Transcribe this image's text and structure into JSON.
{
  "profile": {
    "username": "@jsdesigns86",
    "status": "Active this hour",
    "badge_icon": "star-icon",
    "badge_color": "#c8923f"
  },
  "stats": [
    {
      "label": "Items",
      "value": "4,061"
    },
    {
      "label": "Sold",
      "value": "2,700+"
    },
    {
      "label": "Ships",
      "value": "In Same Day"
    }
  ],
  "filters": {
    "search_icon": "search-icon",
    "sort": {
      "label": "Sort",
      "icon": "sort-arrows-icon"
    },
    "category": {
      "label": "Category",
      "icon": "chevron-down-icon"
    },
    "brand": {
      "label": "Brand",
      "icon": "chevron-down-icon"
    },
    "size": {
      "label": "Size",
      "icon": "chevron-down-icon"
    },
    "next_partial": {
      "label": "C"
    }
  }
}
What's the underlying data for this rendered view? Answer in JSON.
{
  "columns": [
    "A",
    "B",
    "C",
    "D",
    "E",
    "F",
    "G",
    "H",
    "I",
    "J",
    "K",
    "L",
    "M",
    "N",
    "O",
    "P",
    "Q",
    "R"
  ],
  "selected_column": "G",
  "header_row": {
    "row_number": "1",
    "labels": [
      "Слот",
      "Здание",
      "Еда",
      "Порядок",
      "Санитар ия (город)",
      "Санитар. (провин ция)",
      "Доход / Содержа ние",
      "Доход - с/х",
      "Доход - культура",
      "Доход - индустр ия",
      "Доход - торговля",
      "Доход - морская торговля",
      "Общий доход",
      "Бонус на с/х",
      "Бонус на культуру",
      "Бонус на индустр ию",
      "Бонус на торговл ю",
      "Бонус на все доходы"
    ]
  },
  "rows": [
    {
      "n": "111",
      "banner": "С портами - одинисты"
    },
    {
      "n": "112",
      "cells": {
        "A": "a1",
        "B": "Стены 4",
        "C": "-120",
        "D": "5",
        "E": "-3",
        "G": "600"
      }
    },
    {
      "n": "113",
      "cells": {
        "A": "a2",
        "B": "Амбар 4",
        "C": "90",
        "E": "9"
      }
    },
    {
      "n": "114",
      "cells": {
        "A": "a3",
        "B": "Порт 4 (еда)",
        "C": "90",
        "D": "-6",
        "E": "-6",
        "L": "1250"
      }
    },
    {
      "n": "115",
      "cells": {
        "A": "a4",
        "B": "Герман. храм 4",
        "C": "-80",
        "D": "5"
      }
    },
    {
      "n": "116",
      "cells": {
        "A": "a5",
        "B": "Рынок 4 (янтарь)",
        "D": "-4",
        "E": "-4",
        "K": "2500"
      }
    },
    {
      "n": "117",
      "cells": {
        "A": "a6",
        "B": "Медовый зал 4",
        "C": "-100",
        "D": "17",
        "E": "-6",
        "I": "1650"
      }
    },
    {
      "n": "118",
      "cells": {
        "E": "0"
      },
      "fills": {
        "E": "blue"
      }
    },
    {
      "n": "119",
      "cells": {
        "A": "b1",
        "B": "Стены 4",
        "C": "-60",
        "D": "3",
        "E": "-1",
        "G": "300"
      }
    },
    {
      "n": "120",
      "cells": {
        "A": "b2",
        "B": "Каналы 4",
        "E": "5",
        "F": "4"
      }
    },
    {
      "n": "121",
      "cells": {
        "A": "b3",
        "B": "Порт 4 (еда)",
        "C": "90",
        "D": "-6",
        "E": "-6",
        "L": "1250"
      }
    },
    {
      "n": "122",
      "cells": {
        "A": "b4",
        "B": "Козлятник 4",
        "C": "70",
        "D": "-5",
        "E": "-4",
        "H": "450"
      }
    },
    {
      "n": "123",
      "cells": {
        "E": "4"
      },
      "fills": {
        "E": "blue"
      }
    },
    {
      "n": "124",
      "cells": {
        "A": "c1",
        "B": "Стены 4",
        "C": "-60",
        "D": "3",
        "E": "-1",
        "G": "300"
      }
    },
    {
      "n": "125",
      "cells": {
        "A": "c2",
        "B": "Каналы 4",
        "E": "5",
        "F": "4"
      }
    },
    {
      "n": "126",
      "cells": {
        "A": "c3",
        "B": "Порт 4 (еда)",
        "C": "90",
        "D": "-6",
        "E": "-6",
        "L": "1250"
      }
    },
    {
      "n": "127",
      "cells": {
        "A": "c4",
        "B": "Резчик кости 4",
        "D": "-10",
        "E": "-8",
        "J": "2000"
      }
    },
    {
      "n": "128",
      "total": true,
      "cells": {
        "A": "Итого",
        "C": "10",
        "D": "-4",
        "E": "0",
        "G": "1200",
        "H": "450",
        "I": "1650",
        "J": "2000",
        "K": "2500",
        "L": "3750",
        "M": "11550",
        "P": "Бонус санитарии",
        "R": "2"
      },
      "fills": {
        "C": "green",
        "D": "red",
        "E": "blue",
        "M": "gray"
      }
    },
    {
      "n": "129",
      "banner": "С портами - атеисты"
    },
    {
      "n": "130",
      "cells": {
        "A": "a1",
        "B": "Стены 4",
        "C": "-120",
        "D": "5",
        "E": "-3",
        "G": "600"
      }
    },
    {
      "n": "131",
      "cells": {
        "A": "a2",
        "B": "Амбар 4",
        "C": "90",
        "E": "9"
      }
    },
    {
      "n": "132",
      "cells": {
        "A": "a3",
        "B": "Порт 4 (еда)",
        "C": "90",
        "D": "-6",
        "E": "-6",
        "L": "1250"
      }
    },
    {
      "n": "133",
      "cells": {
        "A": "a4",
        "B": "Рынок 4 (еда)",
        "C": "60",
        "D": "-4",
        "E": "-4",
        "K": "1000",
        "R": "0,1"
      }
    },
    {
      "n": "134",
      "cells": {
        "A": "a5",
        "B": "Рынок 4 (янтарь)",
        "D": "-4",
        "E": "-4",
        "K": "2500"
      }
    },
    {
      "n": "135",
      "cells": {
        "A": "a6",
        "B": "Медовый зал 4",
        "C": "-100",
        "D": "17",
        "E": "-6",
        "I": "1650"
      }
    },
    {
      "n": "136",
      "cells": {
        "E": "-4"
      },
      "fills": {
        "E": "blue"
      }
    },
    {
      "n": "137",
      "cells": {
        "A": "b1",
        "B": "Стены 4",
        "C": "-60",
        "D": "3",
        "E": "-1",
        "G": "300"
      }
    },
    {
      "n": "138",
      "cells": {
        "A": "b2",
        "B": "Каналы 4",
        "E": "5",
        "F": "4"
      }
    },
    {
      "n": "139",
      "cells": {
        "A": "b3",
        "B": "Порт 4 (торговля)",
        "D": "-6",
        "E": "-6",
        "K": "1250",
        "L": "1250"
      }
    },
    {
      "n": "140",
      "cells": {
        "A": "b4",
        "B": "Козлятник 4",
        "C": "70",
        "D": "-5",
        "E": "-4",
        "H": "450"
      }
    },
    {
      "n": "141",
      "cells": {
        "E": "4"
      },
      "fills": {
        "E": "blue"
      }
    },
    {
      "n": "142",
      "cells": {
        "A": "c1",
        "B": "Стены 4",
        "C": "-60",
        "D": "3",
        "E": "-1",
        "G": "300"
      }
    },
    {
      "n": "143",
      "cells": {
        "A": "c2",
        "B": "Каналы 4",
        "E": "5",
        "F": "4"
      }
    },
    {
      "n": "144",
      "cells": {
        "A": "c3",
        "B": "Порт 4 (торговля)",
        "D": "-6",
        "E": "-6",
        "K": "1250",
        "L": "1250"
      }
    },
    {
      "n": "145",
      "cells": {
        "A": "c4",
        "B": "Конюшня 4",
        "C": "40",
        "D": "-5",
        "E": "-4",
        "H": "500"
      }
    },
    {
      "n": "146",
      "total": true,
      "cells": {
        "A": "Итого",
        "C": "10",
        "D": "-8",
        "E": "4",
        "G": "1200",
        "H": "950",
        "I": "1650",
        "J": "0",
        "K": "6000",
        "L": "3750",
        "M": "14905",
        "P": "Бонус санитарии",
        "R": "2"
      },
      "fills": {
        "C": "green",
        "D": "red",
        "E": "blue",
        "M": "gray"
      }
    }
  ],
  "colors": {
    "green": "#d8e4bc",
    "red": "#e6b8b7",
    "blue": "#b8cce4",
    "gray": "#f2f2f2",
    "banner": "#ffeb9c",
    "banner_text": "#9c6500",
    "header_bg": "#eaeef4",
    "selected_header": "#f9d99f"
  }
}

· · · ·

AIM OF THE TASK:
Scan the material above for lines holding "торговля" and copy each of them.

SOLUTION FOR THIS PROBLEM:
      "Доход - торговля",
      "Доход - морская торговля",
        "B": "Порт 4 (торговля)",
        "B": "Порт 4 (торговля)",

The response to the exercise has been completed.